The expected output is a copy of every line in the records with the string "object".

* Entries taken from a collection
----------

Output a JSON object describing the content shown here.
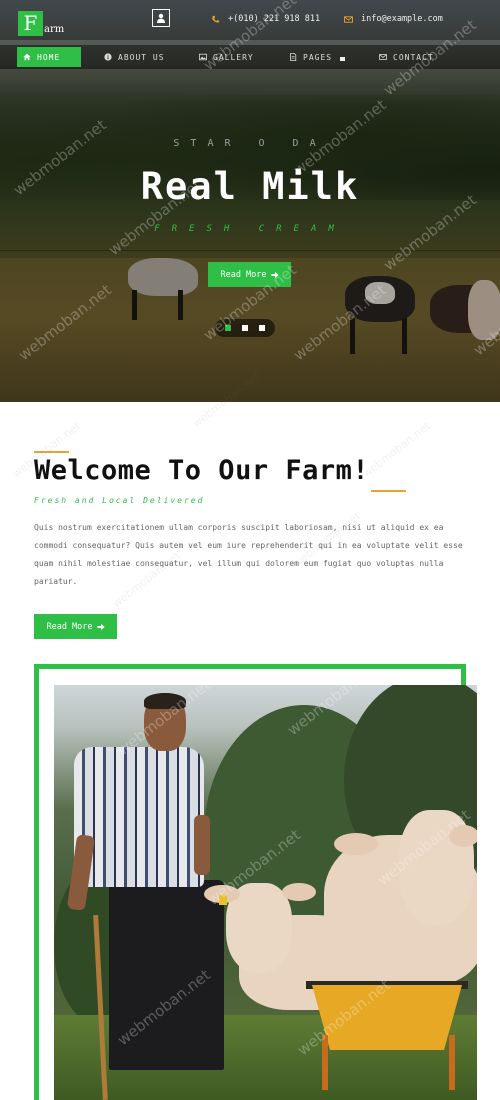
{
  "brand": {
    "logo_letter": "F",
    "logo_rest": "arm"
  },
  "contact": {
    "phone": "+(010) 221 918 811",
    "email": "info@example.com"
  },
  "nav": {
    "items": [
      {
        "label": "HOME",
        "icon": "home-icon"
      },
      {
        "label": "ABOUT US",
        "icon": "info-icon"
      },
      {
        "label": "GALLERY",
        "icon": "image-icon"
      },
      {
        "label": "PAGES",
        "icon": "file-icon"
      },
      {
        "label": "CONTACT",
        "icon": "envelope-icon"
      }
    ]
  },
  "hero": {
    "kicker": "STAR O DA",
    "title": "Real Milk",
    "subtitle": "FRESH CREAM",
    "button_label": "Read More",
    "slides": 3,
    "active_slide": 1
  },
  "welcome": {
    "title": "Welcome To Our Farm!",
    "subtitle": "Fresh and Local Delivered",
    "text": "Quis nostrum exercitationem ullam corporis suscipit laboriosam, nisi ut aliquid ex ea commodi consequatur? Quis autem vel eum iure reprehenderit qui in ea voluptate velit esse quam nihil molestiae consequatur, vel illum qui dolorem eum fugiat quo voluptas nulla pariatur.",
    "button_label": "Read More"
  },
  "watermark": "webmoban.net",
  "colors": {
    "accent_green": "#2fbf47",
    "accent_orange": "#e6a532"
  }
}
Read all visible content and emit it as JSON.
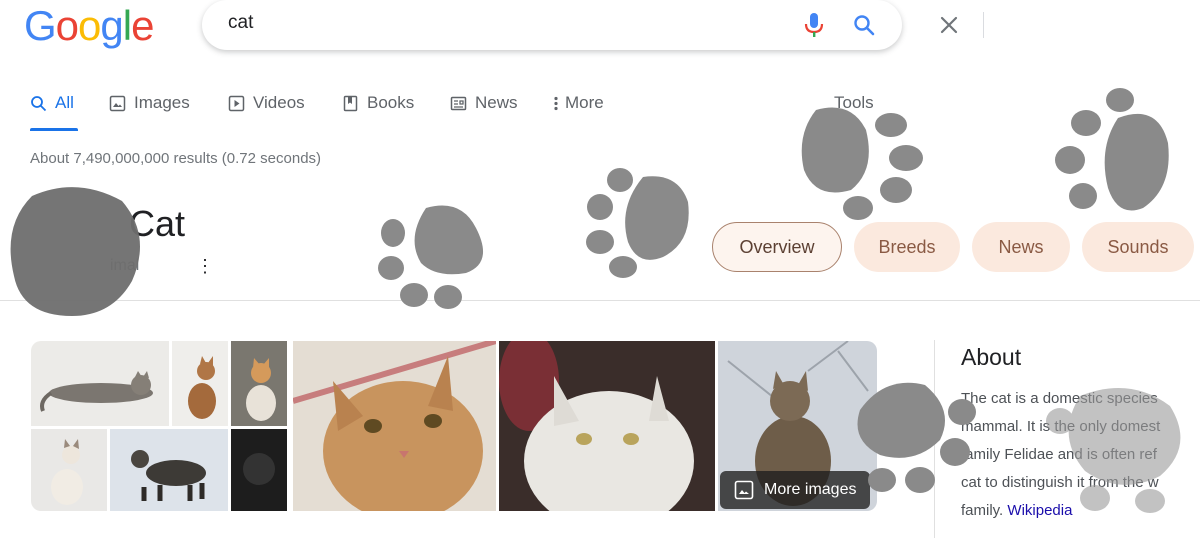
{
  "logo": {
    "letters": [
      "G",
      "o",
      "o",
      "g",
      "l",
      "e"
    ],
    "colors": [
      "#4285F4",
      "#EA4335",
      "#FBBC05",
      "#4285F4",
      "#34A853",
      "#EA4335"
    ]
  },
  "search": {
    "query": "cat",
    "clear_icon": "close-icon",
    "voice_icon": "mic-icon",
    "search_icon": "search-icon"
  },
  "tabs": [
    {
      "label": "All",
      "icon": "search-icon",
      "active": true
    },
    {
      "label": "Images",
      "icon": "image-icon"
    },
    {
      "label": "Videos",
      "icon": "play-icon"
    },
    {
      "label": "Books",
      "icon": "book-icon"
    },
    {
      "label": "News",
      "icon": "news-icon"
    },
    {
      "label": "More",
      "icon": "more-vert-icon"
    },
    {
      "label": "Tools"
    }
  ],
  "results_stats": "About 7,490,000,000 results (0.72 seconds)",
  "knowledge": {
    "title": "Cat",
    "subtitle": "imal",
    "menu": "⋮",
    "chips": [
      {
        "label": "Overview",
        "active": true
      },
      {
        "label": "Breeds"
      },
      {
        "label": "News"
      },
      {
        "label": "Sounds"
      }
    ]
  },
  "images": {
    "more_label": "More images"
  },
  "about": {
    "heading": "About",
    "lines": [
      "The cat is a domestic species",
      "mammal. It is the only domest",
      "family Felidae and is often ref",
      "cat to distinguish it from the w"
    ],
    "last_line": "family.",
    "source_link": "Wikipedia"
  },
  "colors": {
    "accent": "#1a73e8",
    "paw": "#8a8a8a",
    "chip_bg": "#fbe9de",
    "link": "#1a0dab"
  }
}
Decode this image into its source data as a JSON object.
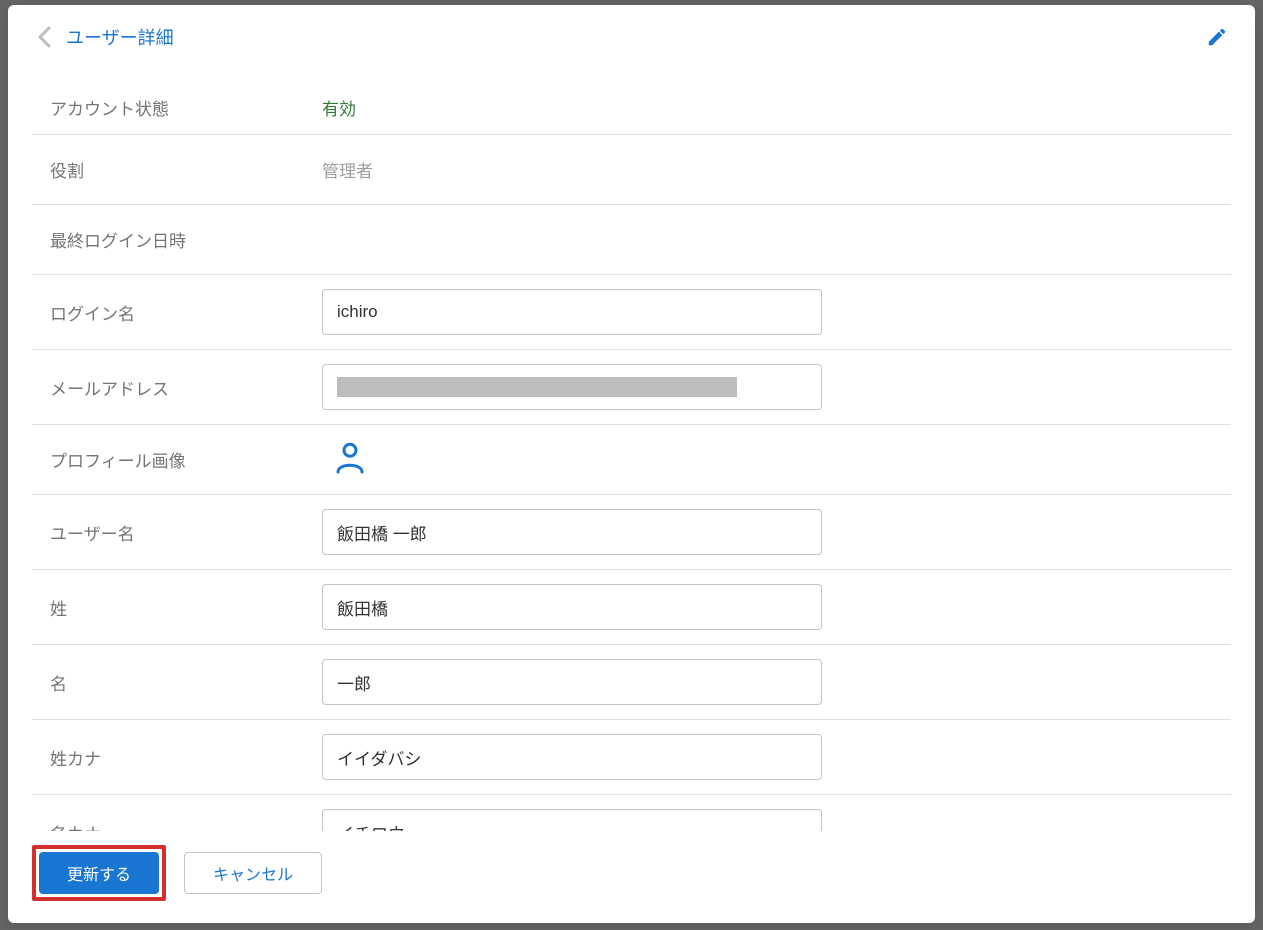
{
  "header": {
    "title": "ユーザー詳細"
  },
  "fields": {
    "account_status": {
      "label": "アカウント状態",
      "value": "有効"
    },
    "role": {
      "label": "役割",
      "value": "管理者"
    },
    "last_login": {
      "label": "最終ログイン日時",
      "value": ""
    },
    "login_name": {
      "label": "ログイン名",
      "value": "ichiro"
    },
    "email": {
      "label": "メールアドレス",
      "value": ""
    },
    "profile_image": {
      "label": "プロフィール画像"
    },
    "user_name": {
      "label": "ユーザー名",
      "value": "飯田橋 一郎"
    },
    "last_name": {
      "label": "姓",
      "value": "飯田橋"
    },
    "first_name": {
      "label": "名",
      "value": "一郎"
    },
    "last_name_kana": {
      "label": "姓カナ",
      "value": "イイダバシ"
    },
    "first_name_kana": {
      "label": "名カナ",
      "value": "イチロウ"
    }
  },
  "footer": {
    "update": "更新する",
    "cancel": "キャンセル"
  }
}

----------

* EXERCISE ANSWER
Output a JSON object describing the content shown here.
Decode this image into its source data as a JSON object.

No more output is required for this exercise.